__GIVEN RECORDS__
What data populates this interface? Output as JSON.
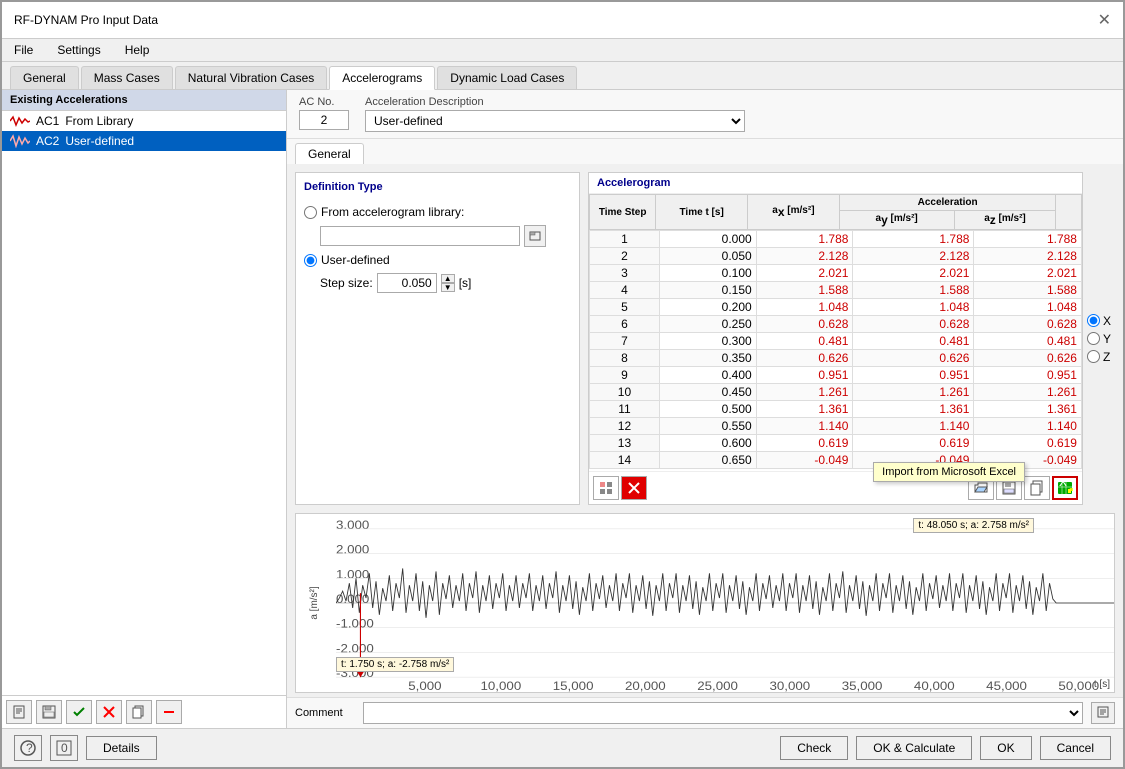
{
  "window": {
    "title": "RF-DYNAM Pro Input Data",
    "close_label": "✕"
  },
  "menu": {
    "items": [
      "File",
      "Settings",
      "Help"
    ]
  },
  "tabs": [
    {
      "label": "General",
      "active": false
    },
    {
      "label": "Mass Cases",
      "active": false
    },
    {
      "label": "Natural Vibration Cases",
      "active": false
    },
    {
      "label": "Accelerograms",
      "active": true
    },
    {
      "label": "Dynamic Load Cases",
      "active": false
    }
  ],
  "sidebar": {
    "header": "Existing Accelerations",
    "items": [
      {
        "id": "AC1",
        "label": "From Library",
        "selected": false
      },
      {
        "id": "AC2",
        "label": "User-defined",
        "selected": true
      }
    ]
  },
  "ac_header": {
    "ac_no_label": "AC No.",
    "ac_no_value": "2",
    "desc_label": "Acceleration Description",
    "desc_value": "User-defined"
  },
  "general_tab": "General",
  "definition": {
    "title": "Definition Type",
    "radio1_label": "From accelerogram library:",
    "radio2_label": "User-defined",
    "step_label": "Step size:",
    "step_value": "0.050",
    "step_unit": "[s]"
  },
  "accelerogram": {
    "title": "Accelerogram",
    "columns": [
      "Time Step",
      "Time t [s]",
      "ax [m/s²]",
      "Acceleration ay [m/s²]",
      "az [m/s²]"
    ],
    "rows": [
      [
        1,
        "0.000",
        "1.788",
        "1.788",
        "1.788"
      ],
      [
        2,
        "0.050",
        "2.128",
        "2.128",
        "2.128"
      ],
      [
        3,
        "0.100",
        "2.021",
        "2.021",
        "2.021"
      ],
      [
        4,
        "0.150",
        "1.588",
        "1.588",
        "1.588"
      ],
      [
        5,
        "0.200",
        "1.048",
        "1.048",
        "1.048"
      ],
      [
        6,
        "0.250",
        "0.628",
        "0.628",
        "0.628"
      ],
      [
        7,
        "0.300",
        "0.481",
        "0.481",
        "0.481"
      ],
      [
        8,
        "0.350",
        "0.626",
        "0.626",
        "0.626"
      ],
      [
        9,
        "0.400",
        "0.951",
        "0.951",
        "0.951"
      ],
      [
        10,
        "0.450",
        "1.261",
        "1.261",
        "1.261"
      ],
      [
        11,
        "0.500",
        "1.361",
        "1.361",
        "1.361"
      ],
      [
        12,
        "0.550",
        "1.140",
        "1.140",
        "1.140"
      ],
      [
        13,
        "0.600",
        "0.619",
        "0.619",
        "0.619"
      ],
      [
        14,
        "0.650",
        "-0.049",
        "-0.049",
        "-0.049"
      ]
    ]
  },
  "chart": {
    "y_label": "a [m/s²]",
    "t_label": "t [s]",
    "tooltip1": "t: 48.050 s; a: 2.758 m/s²",
    "tooltip2": "t: 1.750 s; a: -2.758 m/s²",
    "y_ticks": [
      "3.000",
      "2.000",
      "1.000",
      "0.000",
      "-1.000",
      "-2.000",
      "-3.000"
    ],
    "x_ticks": [
      "5,000",
      "10,000",
      "15,000",
      "20,000",
      "25,000",
      "30,000",
      "35,000",
      "40,000",
      "45,000",
      "50,000"
    ]
  },
  "axis_options": [
    "X",
    "Y",
    "Z"
  ],
  "axis_selected": "X",
  "comment": {
    "label": "Comment",
    "value": ""
  },
  "tooltip": {
    "text": "Import from Microsoft Excel"
  },
  "bottom": {
    "details_label": "Details",
    "check_label": "Check",
    "ok_calc_label": "OK & Calculate",
    "ok_label": "OK",
    "cancel_label": "Cancel"
  }
}
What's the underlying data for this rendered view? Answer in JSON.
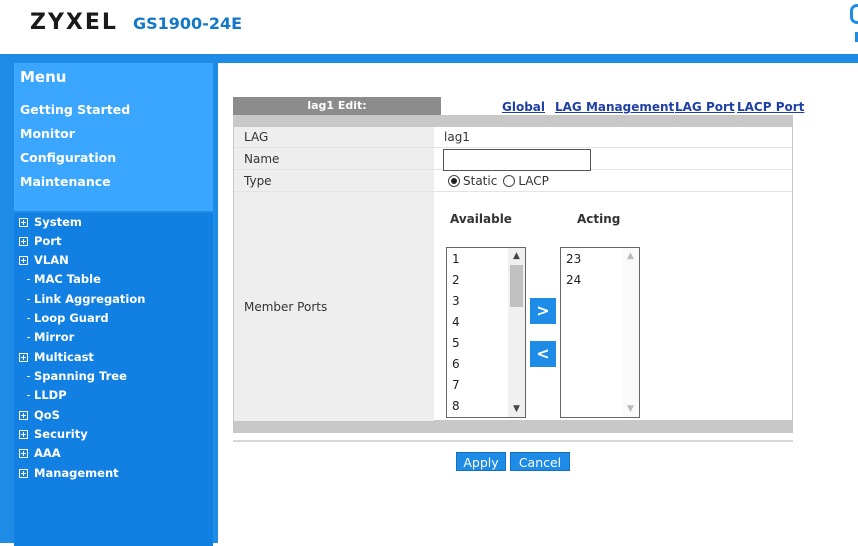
{
  "header": {
    "brand": "ZYXEL",
    "model": "GS1900-24E"
  },
  "menu": {
    "title": "Menu",
    "links": [
      "Getting Started",
      "Monitor",
      "Configuration",
      "Maintenance"
    ]
  },
  "tree": [
    {
      "label": "System",
      "type": "group"
    },
    {
      "label": "Port",
      "type": "group"
    },
    {
      "label": "VLAN",
      "type": "group"
    },
    {
      "label": "MAC Table",
      "type": "leaf"
    },
    {
      "label": "Link Aggregation",
      "type": "leaf"
    },
    {
      "label": "Loop Guard",
      "type": "leaf"
    },
    {
      "label": "Mirror",
      "type": "leaf"
    },
    {
      "label": "Multicast",
      "type": "group"
    },
    {
      "label": "Spanning Tree",
      "type": "leaf"
    },
    {
      "label": "LLDP",
      "type": "leaf"
    },
    {
      "label": "QoS",
      "type": "group"
    },
    {
      "label": "Security",
      "type": "group"
    },
    {
      "label": "AAA",
      "type": "group"
    },
    {
      "label": "Management",
      "type": "group"
    }
  ],
  "page": {
    "title": "lag1 Edit:",
    "tabs": [
      "Global",
      "LAG Management",
      "LAG Port",
      "LACP Port"
    ]
  },
  "form": {
    "lag_label": "LAG",
    "lag_value": "lag1",
    "name_label": "Name",
    "name_value": "",
    "type_label": "Type",
    "type_options": [
      "Static",
      "LACP"
    ],
    "type_selected": "Static",
    "member_ports_label": "Member Ports",
    "available_head": "Available",
    "acting_head": "Acting",
    "available_ports": [
      "1",
      "2",
      "3",
      "4",
      "5",
      "6",
      "7",
      "8"
    ],
    "acting_ports": [
      "23",
      "24"
    ],
    "add_glyph": ">",
    "remove_glyph": "<"
  },
  "buttons": {
    "apply": "Apply",
    "cancel": "Cancel"
  },
  "colors": {
    "accent": "#1e8ce6",
    "menu_box": "#3aa6ff",
    "link": "#1f3fa6"
  }
}
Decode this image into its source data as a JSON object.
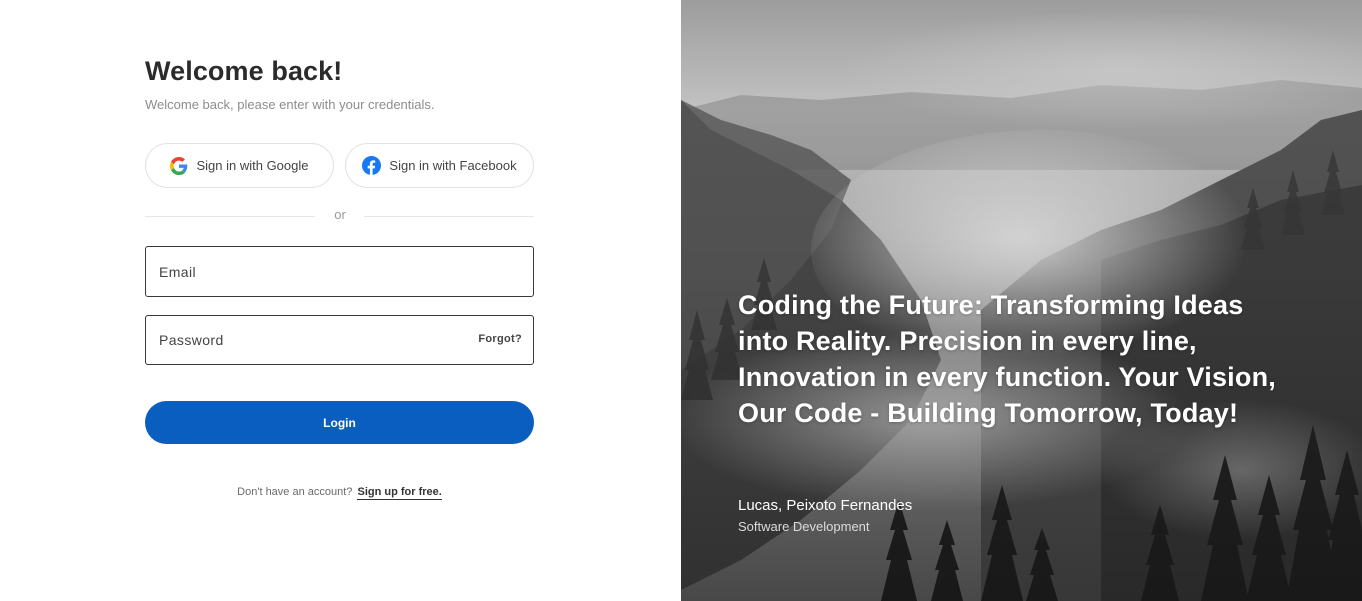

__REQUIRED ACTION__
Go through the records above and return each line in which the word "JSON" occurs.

__REPLY TO THE TASK__
What data populates this interface? Output as JSON.
What's the underlying data for this rendered view? Answer in JSON.
Decode this image into its source data as a JSON object.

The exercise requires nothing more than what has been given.